The Department of Public Health and COVID Command Center announced today that, the City College of San Francisco (CCSF) and Moscone Center South high-volume vaccination sites will close on June 26 and July 14, respectively. Vaccinations will continue to be widely available through a network of low-barrier neighborhood sites, mobile access points, clinics, and pharmacies to meet existing demand and better align with the current prevalence of COVID in the community.
“San Francisco had led the nation in our vaccine rollout with 81% of our eligible residents having received at least a first dose,” said Mayor London N. Breed. “Mass vaccination sites were an important part of the distribution network that made that possible, but we’re now at a point where vaccines continue to be widely available and we’re instead focusing on getting to residents who are harder to reach or may have challenges getting to one of our many vaccination sites. We’re going to keep doing everything we can to reach each and every San Franciscan.”

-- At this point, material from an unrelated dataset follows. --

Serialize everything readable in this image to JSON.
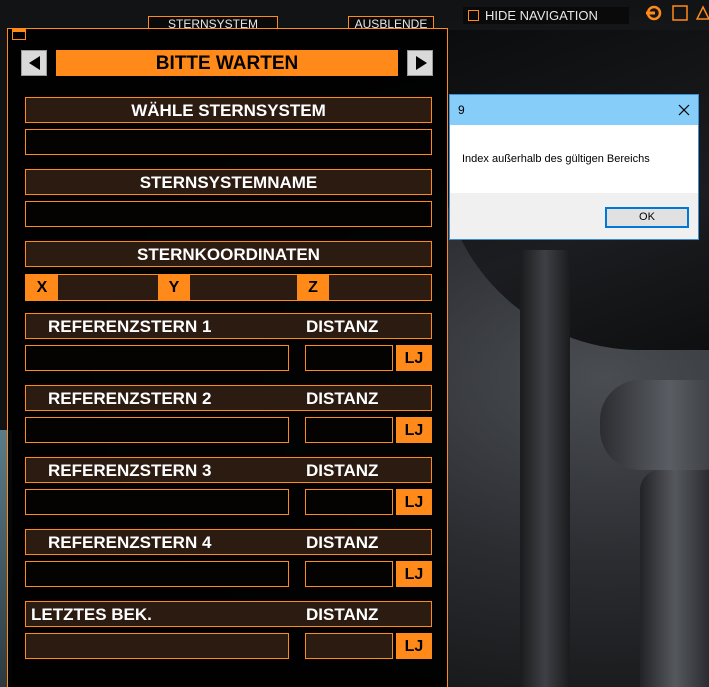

San Francisco has been a national and global model in its response to the COVID-19 pandemic. Well before the federal government approved vaccines for widespread use, the city developed a robust, low- barrier vaccine distribution system to facilitate vaccination with a focus on ensuring access to communities disproportionally affected by COVID-19. The vaccine has been offered through a network of high-volume vaccination sites, community access sites - in partnership with trusted community organizations-, mobile vaccination teams, and pharmacies.
These efforts have paid off. Currently, 81% of eligible San Francisco residents have received at least one dose of the vaccine, with 72% of eligible San Franciscans fully vaccinated. Furthermore, 91% of all residents 65 and older have received at least one dose. SF's vaccination rates are among the highest in the nation and the world.
Additionally, the effectiveness and availability of COVID-19 vaccines have dramatically driven down case rates, hospitalizations and community spread in San Francisco. The 7-day average number of new cases in San Francisco declined by 97% since January; from 373 to 10 as of June 15. Hospitalizations have been at their lowest numbers for the past month since the pandemic began and testing positivity is 0.45%, down from 5.36% since the last peak in January and 13.46% in April of 2020.
“Being the first major city in the nation to reach over 80% of eligible residents with at least one dose of the COVID-19 vaccine is a testament to the hard work of our residents, community partners, and public health professionals who stood up sites like City College. While we celebrate this success, we have more work to do, especially in light of new variants of the virus. We are laser-focused on ramping up vaccine opportunities in hard-hit neighborhoods with robust citywide vaccination initiatives that include low barrier drop-in appointments, going door-to-door, hosting family day events, and providing mobile vaccination drives to serve people with challenges to vaccine access,” said Dr. Grant Colfax, Director of Health. “We thank UCSF for their partnership in standing up this site and helping to keep our communities safe.”
“San Francisco was in a very different place in January when City College opened up as SF's first mass vaccine site during the height of the COVID-19 pandemic,” said Mary Ellen Carroll, Executive Director for the Department of Emergency Management. “Today, the majority of eligible San Franciscans have received vaccinations because of our ability to quickly and efficiently open sites across San Francisco. While our work continues, I want to give credit to the team of public servants who worked tirelessly to ensure every San Franciscan has opportunity to receive this life saving measure.”
Launched in January, the CCSF vaccination site - located on City College’s main campus on Frida Kahlo Way - was the first to open in San Francisco and UCSF has since administered more than 111,000 doses of the COVID-19 vaccine at this location. The Moscone Center and the SF Market in the Bayview opened in February; the latter ceased operations on June 11.
Following the June 26 closure, eligible residents who got their first dose at the CCSF site can get their second at other neighborhood sites. Schedule second doses at other sites in partnership with UCSF
The high-volume sites have proven to be extremely successful as San Francisco became the first major city in the nation to reach 80% rate in first-dose vaccinations. Moving forward, the city will continue to provide low-barrier vaccine access at San Francisco Health Network and SF Community Clinic Consortium clinics, pharmacies, neighborhood sites, and at community events.
Additionally, mobile vaccination operations will carry on for people experiencing homelessness, people who are homebound, and residents at senior housing.
Planning is underway by the Department of Public Health and the COVID Command Center to ensure access to vaccines for youth under 11 years old when they become eligible.
“UCSF is proud to have contributed to the vaccination of residents of San Francisco and surrounding communities,” said Sheila Antrum, Senior Vice President and Chief Operating Officer at UCSF Health. “From the earliest days of the COVID-19 pandemic, the leadership of San Francisco, in conjunction with the San Francisco Department of Public Health, has placed San Francisco at the forefront nationwide of major cities in rapidly rolling out the vaccines. UCSF is glad to have played a role in the public health response to the crisis, and we look forward to continuing to work with the City and County of San Francisco to reach neighborhoods and residents still awaiting the vaccine.”